The Other Boy
By Yvonne Cassidy
The worst lies are the ones we tell ourselves.
'You know that moment between sleep and waking? I read somewhere that the first thing that comes into your head is what you desire or fear the most. I don't know if that's fully right though because for years when I opened my eyes I used to think of Mark.'
I'm JP Whelan and I said that my shrink. He's always trying to get me to talk about what happened all those years ago, when we were just kids.
Here's where I'm supposed to tell you about all that, about my life with Katie and Abbey in London or before then, back in Dublin, with Dad, listening to the Beatles and how those were the only times I really felt safe.
But then I'd have to tell you about Dessie and what happened with Mark.
But, it doesn't all fit into some neat little box, my story. I wish it did. So if you really want to know the truth, you're going to have to find out for yourself, because even now I'm not sure what the truth is.
Yvonne was born in 1974 in Dublin. She studied English and Economics in UCD. Yvonne has worked in London, Australia and New York, specialising in the field of marketing communications. She returned to Dublin in 2001where she currently lives.
- Other details
- Publication date:
15 Feb 2011
- Page count:
Hachette Books Ireland
**** - 'a highly compelling tale ... a hugely gripping plot that takes us from 80s Ireland to contemporary London where the story ... reaches a shocking climax. A real page-turner.' — RTE Guide
Intelligent and tautly written — Irish Independent
'... as the tense drama between the brothers is played out, the lines between truth and lies, good and bad, light and dark become increasingly blurred, culminating in a violent and shocking act.
Cassidy does not provide the reader with any easy answers in this sinister story. The truth is to be found somewhere in the cracks and in-between spaces within each brother's narrative.
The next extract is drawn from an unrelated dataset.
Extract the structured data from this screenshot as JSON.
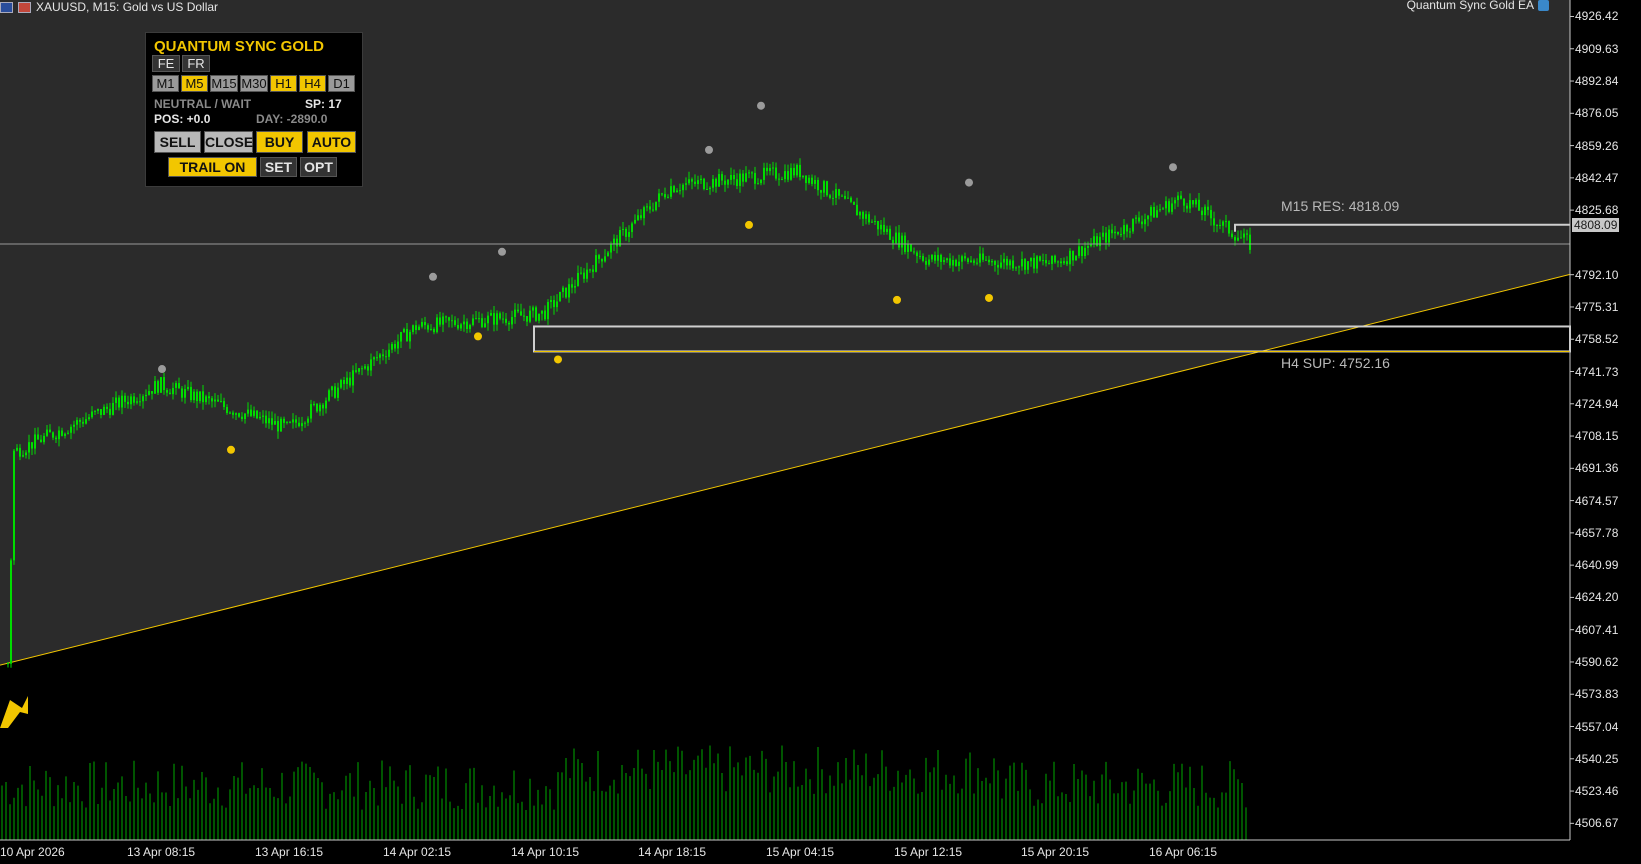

It is ultimately left up to the reader to make sense of this on their own, to construct our own narrative to explain what has gone on.
— Irish Independent
A humdinger of a first novel . . . Cassidy is excellent at the build-up of tension, until the reader can hardly bare to turn the page for fear of what is to come. Rough, raw and telling it like it is . . . — The Tablet